Odonates can act as bioindicators of water quality because they rely on high quality water for proper development in early life. Since their diet consists entirely of insects, odonate density is directly proportional to the population of prey, and their abundance indicates the abundance of prey in the ecosystem. Species richness of vascular plants has also been positively correlated with the species richness of dragonflies in a given habitat. If one finds a wide variety of odonates, then a similarly wide variety of plants should also be present.

Twelve spot skimmer, Courtesy US FWS, Rick L. Hansen, Photographer
Twelve spot skimmer, Courtesy US FWS, Rick L. Hansen, Photographer
In addition, odonates are very sensitive to changes to average temperature. Many species have moved to higher elevations and latitudes as global temperature rises and habitats dry out. Changes to the life cycle have been recorded with increased development of the instar stages and smaller adult body size as the average temperature increases. As the territory of many species starts to overlap, the rate hybridization of species that normally do not come in contact is increasing. If global climate change continues many members of Odonata will start to disappear. They are one of the first insects to develop

Trivia: With 300 M years of flight evolution, dragonflies are supreme – longest nonstop distance (11,000 miles across oceans), helicopter maneuvers, eat and have sex on the wing, and near 40 mph top speed. They are amazingly efficient hunters with 95% success. And sight- 30,000 lenses allow 360 degree range and can see in ultraviolet light.

There wingspan can range from less than an inch to 6 inches and lifespan from a few weeks to a year. In Indonesia they are eaten as delicious snacks and considered good luck if one lands on your head.
This is Jack Greene for BAS- and boy am I wild about Utah!!


Images: Courtesy Pixabay, Guenther Lig, Photographer,
Text:     Jack Greene, USU Sustainability Program Volunteer, Bridgerland Audubon Society

Additional Reading:

Strand, Holly, Dragonflies, Wild About Utah, July 21, 2011,

Morse, Susan, Dragonfly Spotting on Wildlife Refuges, Nov 14, 2019,

Wild Utah, Dragonflies and Damselflies,
Eight-spotted Dragonflies, Wild Utah,

Dragonflies, Lee Metcalf National Wildlife Refuge, US Fish & Wildlife Service,

Order Odanate, Dragonflies and Damselflies,, Department of Entomology, Iowa State University,

Report Dragonfly and Damselfly sightings, much like eBird to:
Odonata Central,

Paulsen, Dragonflies and Damselflies of the West, Princeton Field Guides, Princeton University Press,
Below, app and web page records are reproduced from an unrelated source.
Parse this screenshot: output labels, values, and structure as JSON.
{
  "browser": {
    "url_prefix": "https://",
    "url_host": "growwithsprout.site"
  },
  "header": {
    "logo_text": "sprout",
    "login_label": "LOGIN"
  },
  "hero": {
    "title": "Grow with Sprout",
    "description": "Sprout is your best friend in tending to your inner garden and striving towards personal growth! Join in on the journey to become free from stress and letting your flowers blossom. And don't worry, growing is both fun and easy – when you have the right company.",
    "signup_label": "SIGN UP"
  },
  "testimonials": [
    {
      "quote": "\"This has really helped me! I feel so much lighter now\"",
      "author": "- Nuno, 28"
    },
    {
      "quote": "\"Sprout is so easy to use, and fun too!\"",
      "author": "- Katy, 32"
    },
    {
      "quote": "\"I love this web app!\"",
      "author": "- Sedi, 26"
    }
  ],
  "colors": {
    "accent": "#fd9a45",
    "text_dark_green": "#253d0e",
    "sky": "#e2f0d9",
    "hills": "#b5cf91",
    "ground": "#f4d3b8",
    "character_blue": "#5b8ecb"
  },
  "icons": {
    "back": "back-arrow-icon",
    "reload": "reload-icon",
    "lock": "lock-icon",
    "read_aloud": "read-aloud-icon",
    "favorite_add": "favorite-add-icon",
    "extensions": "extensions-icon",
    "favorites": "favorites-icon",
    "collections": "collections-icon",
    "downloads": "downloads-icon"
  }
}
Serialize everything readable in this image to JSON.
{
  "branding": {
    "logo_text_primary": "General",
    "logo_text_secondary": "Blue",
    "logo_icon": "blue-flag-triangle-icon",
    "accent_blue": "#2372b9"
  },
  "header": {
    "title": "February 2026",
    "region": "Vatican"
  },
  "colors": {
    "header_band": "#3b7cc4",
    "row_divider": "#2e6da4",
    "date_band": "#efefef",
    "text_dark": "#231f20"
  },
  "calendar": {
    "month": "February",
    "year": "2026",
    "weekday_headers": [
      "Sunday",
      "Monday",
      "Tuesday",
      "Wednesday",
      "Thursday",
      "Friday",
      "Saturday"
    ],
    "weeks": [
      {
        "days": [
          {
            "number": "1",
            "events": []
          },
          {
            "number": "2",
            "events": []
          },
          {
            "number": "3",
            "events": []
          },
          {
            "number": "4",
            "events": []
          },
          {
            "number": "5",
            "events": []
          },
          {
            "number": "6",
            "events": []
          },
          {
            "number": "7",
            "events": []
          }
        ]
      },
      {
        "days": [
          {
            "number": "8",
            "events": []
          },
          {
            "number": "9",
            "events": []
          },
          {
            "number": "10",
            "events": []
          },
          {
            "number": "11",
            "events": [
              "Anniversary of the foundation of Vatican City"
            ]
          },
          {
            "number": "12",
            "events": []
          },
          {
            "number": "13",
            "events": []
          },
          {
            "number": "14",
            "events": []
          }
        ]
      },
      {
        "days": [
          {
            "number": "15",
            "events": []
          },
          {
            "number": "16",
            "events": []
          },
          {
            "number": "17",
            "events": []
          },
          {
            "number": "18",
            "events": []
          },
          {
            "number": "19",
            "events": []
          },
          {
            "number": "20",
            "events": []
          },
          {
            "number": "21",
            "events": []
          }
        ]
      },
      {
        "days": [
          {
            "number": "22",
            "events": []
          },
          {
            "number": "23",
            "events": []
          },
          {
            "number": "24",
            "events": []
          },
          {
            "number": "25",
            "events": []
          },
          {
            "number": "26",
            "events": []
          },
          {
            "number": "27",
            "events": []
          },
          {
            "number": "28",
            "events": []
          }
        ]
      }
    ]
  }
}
Kavanagh, James (Author), Leung, Raymond (Illustrator), Dragonflies & Damselflies: A Folding Pocket Guide to Familiar, Widespread North American Species, Wildlife and Nature Identification Pamphlet, Waterford Press, April 9, 2018